═════ MATERIAL SUPPLIED ═════

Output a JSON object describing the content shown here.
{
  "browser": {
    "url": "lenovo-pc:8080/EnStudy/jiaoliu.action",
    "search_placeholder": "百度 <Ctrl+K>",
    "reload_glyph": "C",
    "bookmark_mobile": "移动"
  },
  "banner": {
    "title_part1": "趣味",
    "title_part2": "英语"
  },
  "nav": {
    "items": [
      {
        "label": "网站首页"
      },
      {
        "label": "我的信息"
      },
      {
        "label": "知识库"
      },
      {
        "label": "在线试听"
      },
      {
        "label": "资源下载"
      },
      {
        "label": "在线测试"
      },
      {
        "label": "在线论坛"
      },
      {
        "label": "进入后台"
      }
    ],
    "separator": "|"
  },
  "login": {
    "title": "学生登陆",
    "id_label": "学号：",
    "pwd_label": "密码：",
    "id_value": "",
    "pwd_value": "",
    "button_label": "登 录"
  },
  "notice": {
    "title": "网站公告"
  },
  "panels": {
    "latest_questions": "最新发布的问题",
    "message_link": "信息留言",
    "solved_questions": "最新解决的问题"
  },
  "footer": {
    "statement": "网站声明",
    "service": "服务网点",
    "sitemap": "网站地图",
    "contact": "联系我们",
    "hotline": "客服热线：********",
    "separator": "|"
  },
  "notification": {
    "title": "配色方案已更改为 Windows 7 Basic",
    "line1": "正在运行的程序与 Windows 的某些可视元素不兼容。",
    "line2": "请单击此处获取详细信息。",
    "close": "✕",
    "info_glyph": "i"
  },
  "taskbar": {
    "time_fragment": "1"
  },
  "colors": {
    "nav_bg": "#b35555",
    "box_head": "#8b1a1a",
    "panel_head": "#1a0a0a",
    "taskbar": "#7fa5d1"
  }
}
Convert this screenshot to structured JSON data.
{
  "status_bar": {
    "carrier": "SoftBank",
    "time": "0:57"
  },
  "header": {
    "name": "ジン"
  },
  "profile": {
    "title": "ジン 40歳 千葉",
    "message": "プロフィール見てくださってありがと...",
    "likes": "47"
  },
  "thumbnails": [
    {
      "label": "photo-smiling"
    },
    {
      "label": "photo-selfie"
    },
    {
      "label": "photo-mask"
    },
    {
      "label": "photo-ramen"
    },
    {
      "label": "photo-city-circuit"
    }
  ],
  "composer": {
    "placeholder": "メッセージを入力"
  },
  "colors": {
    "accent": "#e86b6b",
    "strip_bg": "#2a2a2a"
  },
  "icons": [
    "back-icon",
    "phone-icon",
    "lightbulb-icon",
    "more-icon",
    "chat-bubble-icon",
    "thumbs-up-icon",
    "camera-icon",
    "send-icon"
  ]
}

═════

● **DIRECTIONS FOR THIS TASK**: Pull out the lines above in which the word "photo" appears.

● **ANSWER AREA**:
      "label": "photo-smiling"
      "label": "photo-selfie"
      "label": "photo-mask"
      "label": "photo-ramen"
      "label": "photo-city-circuit"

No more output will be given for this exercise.